▸ Task item: Your answer should hold each line of the material that contains the word "link".

------

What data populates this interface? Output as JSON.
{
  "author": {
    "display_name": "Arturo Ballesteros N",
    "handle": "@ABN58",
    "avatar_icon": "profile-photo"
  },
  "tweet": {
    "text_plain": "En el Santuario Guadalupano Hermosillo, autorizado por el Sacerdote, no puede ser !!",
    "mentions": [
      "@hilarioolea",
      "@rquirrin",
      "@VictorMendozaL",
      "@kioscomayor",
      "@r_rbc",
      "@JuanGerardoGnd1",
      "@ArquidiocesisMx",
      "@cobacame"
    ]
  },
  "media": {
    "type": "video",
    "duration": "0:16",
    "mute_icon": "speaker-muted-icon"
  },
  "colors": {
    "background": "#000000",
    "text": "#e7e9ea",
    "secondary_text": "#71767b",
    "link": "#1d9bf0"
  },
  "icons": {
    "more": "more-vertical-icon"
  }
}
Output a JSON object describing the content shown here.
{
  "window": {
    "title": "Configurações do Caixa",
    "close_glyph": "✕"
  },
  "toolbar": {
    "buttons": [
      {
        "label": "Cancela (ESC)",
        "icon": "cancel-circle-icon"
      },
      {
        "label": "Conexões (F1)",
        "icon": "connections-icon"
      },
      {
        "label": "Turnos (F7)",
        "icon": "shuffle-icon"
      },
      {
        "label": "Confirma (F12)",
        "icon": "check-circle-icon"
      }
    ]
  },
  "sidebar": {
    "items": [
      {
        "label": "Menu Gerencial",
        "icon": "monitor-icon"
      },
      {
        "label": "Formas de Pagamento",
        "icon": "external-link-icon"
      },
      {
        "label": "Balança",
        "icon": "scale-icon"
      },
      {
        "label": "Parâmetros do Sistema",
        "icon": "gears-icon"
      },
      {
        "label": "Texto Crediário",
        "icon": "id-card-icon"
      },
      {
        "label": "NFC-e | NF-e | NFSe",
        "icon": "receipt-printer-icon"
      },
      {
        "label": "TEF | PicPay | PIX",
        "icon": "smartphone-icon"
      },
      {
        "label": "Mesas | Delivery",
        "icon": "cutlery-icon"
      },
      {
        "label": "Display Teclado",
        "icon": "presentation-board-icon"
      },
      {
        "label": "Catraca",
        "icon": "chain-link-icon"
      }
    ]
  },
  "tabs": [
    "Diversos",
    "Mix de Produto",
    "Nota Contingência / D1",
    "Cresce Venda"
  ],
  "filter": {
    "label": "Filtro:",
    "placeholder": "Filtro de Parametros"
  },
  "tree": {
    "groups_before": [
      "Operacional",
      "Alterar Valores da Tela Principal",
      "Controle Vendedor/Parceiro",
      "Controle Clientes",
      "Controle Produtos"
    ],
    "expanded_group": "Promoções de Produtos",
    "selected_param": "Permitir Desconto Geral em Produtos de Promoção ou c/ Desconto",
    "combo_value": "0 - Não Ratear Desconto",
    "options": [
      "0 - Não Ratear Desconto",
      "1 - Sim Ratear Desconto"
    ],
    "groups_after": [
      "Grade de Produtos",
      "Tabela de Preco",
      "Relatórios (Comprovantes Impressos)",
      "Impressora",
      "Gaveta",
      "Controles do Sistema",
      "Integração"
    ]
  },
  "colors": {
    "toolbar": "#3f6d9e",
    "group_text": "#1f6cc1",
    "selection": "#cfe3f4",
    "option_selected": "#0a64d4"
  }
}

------

▸ Output of the exercise:
    "link": "#1d9bf0"
        "icon": "external-link-icon"
        "icon": "chain-link-icon"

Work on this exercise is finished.